Stem cells can be used for breast reconstructive surgery
Feb 21, 2011
For breast cancer survivors who have undergone partial breast removal, new research is looking at the use of stem cells and body fat to grow back part of one's own breast, according to a February 21 report on CBS News.
"A patient's own fat and stem cells are combined in the lab. Growth factors are added. It's then injected into a biodegradable chamber in the breast. A blood supply is attached to feed these cells, and in about six-to-twelve months, that tissue then creates the form and shape of a breast," said Dr. Jennifer Ashton, the CBS News Medical Correspondent.
According to Ashton, stem calls can be found in embryos, umbilical cord blood and bone marrow. They have the potential to develop into almost any kind of cell and in this case, doctors are "essentially training them to turn into breast cells," according to the news source.
This procedure is currently not approved by the Food and Drug Administration (FDA), and there are no ongoing clinical trials. Some of the risks involve re-stimulating cancer growth.
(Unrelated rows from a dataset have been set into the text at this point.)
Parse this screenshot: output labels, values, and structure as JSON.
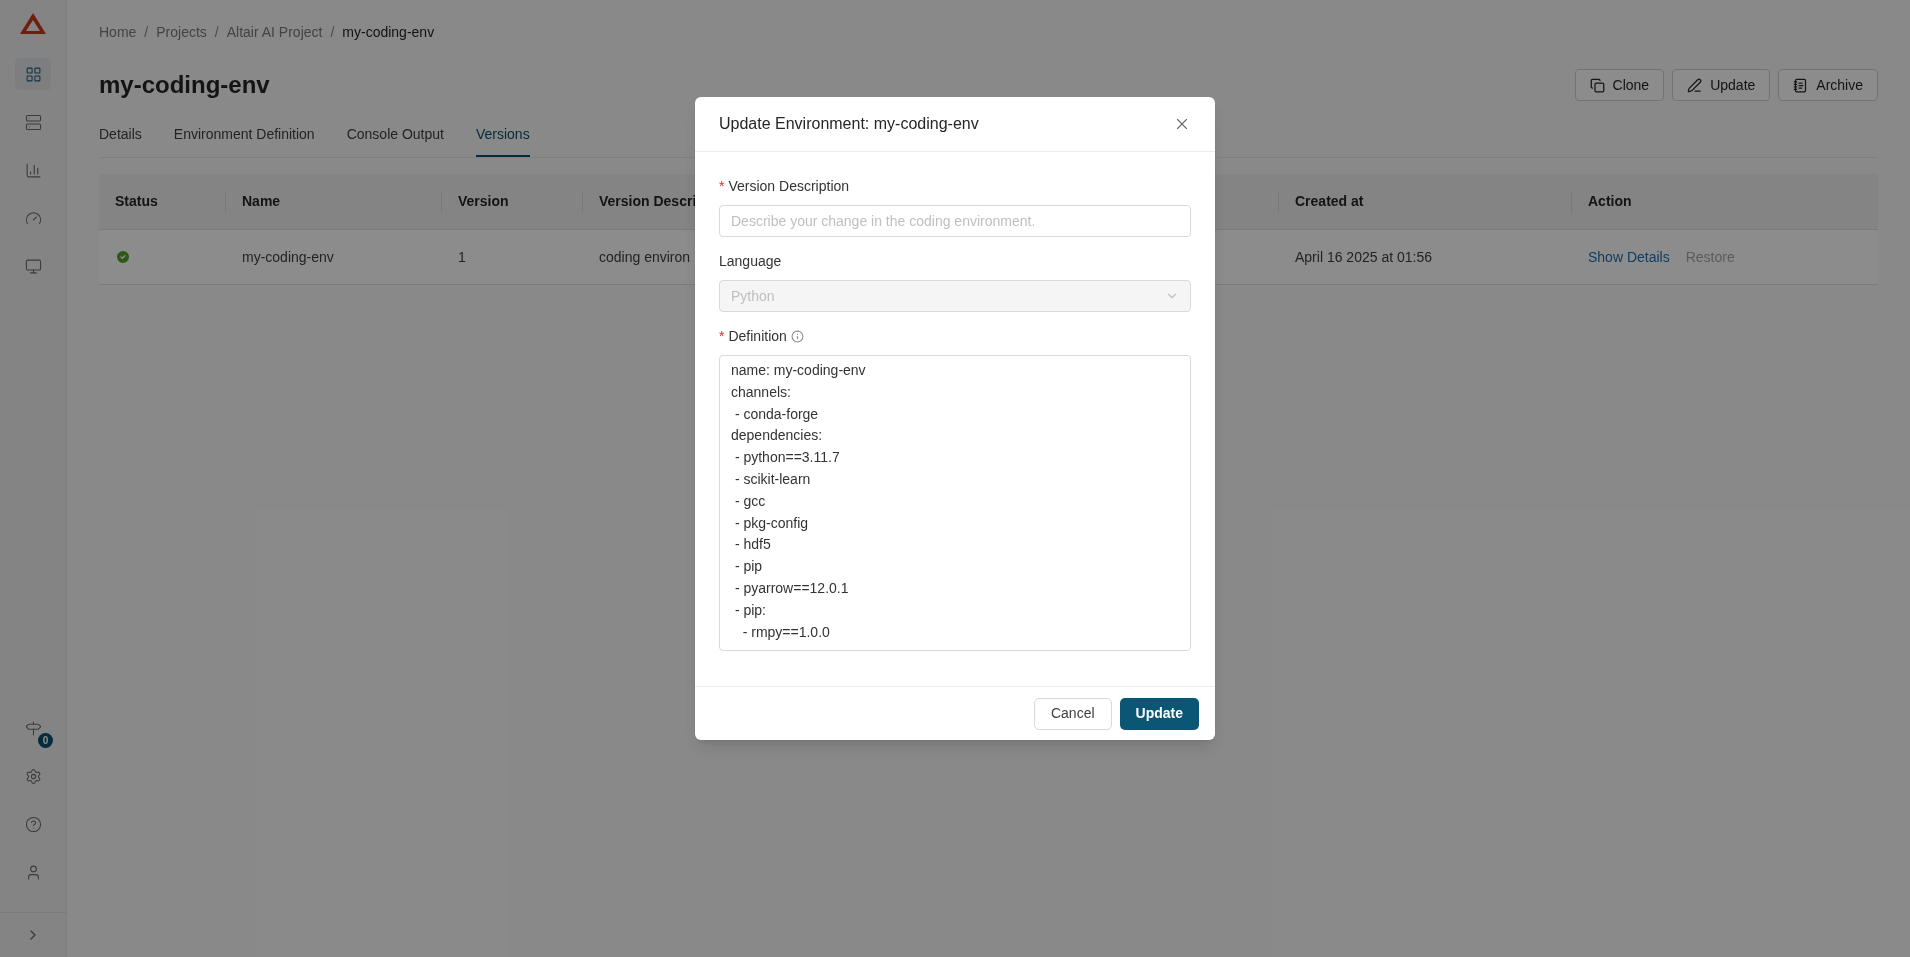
{
  "sidebar": {
    "items": [
      {
        "kind": "grid",
        "selected": true
      },
      {
        "kind": "list",
        "selected": false
      },
      {
        "kind": "chart",
        "selected": false
      },
      {
        "kind": "gauge",
        "selected": false
      },
      {
        "kind": "monitor",
        "selected": false
      }
    ],
    "bottom_items": [
      {
        "kind": "signpost",
        "badge": "0"
      },
      {
        "kind": "gear"
      },
      {
        "kind": "help"
      },
      {
        "kind": "user"
      }
    ]
  },
  "breadcrumb": [
    {
      "label": "Home",
      "current": false
    },
    {
      "separator": "/",
      "label": "Projects",
      "current": false
    },
    {
      "separator": "/",
      "label": "Altair AI Project",
      "current": false
    },
    {
      "separator": "/",
      "label": "my-coding-env",
      "current": true
    }
  ],
  "page_title": "my-coding-env",
  "header_buttons": [
    {
      "label": "Clone",
      "kind": "copy"
    },
    {
      "label": "Update",
      "kind": "edit"
    },
    {
      "label": "Archive",
      "kind": "archive"
    }
  ],
  "tabs": [
    {
      "label": "Details",
      "selected": false
    },
    {
      "label": "Environment Definition",
      "selected": false
    },
    {
      "label": "Console Output",
      "selected": false
    },
    {
      "label": "Versions",
      "selected": true
    }
  ],
  "table": {
    "columns": [
      "Status",
      "Name",
      "Version",
      "Version Descri",
      "Created at",
      "Action"
    ],
    "rows": [
      {
        "kind": "success",
        "name": "my-coding-env",
        "version": "1",
        "description": "coding environ",
        "created_at": "April 16 2025 at 01:56",
        "actions": [
          {
            "label": "Show Details",
            "disabled": false
          },
          {
            "label": "Restore",
            "disabled": true
          }
        ]
      }
    ]
  },
  "modal": {
    "title": "Update Environment: my-coding-env",
    "fields": [
      {
        "kind": "text",
        "label": "Version Description",
        "required_mark": "*",
        "placeholder": "Describe your change in the coding environment."
      },
      {
        "kind": "select",
        "label": "Language",
        "value": "Python",
        "disabled": true
      },
      {
        "kind": "code",
        "label": "Definition",
        "required_mark": "*",
        "info": true,
        "lines": [
          "name: my-coding-env",
          "channels:",
          " - conda-forge",
          "dependencies:",
          " - python==3.11.7",
          " - scikit-learn",
          " - gcc",
          " - pkg-config",
          " - hdf5",
          " - pip",
          " - pyarrow==12.0.1",
          " - pip:",
          "   - rmpy==1.0.0"
        ]
      }
    ],
    "buttons": [
      {
        "label": "Cancel",
        "kind": "secondary"
      },
      {
        "label": "Update",
        "kind": "primary"
      }
    ]
  }
}
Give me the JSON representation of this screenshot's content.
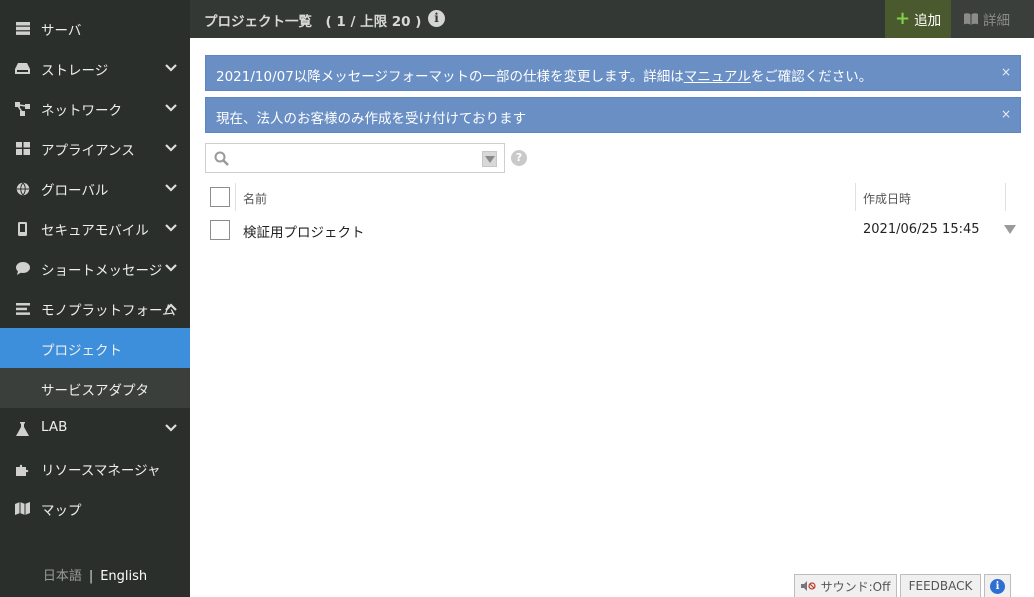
{
  "sidebar": {
    "items": [
      {
        "label": "サーバ",
        "icon": "server-icon",
        "chevron": false
      },
      {
        "label": "ストレージ",
        "icon": "storage-icon",
        "chevron": true
      },
      {
        "label": "ネットワーク",
        "icon": "network-icon",
        "chevron": true
      },
      {
        "label": "アプライアンス",
        "icon": "appliance-icon",
        "chevron": true
      },
      {
        "label": "グローバル",
        "icon": "globe-icon",
        "chevron": true
      },
      {
        "label": "セキュアモバイル",
        "icon": "mobile-icon",
        "chevron": true
      },
      {
        "label": "ショートメッセージ",
        "icon": "chat-icon",
        "chevron": true
      },
      {
        "label": "モノプラットフォーム",
        "icon": "list-icon",
        "chevron": "up"
      },
      {
        "label": "LAB",
        "icon": "flask-icon",
        "chevron": true
      },
      {
        "label": "リソースマネージャ",
        "icon": "puzzle-icon",
        "chevron": false
      },
      {
        "label": "マップ",
        "icon": "map-icon",
        "chevron": false
      }
    ],
    "subitems": [
      {
        "label": "プロジェクト",
        "active": true
      },
      {
        "label": "サービスアダプタ",
        "active": false
      }
    ],
    "lang": {
      "ja": "日本語",
      "sep": "|",
      "en": "English"
    }
  },
  "header": {
    "title": "プロジェクト一覧　( 1 / 上限 20 )",
    "add_label": "追加",
    "detail_label": "詳細"
  },
  "notices": [
    {
      "pre": "2021/10/07以降メッセージフォーマットの一部の仕様を変更します。詳細は",
      "link": "マニュアル",
      "post": "をご確認ください。",
      "close": "×"
    },
    {
      "text": "現在、法人のお客様のみ作成を受け付けております",
      "close": "×"
    }
  ],
  "search": {
    "value": "",
    "placeholder": ""
  },
  "table": {
    "columns": [
      "名前",
      "作成日時"
    ],
    "rows": [
      {
        "name": "検証用プロジェクト",
        "created": "2021/06/25 15:45"
      }
    ]
  },
  "footer": {
    "sound_label": "サウンド:Off",
    "feedback_label": "FEEDBACK",
    "info_label": "i"
  },
  "colors": {
    "sidebar_bg": "#2b2f2c",
    "active_item": "#3d8fdc",
    "notice_bg": "#6a8fc4",
    "add_button_bg": "#4b5a2e"
  }
}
A masectomy is sometimes recommended if the tumor is bigger than 5 centimeters, according to BreastCancer.org. Many women undergo masectomy hoping to remove their tumors completely.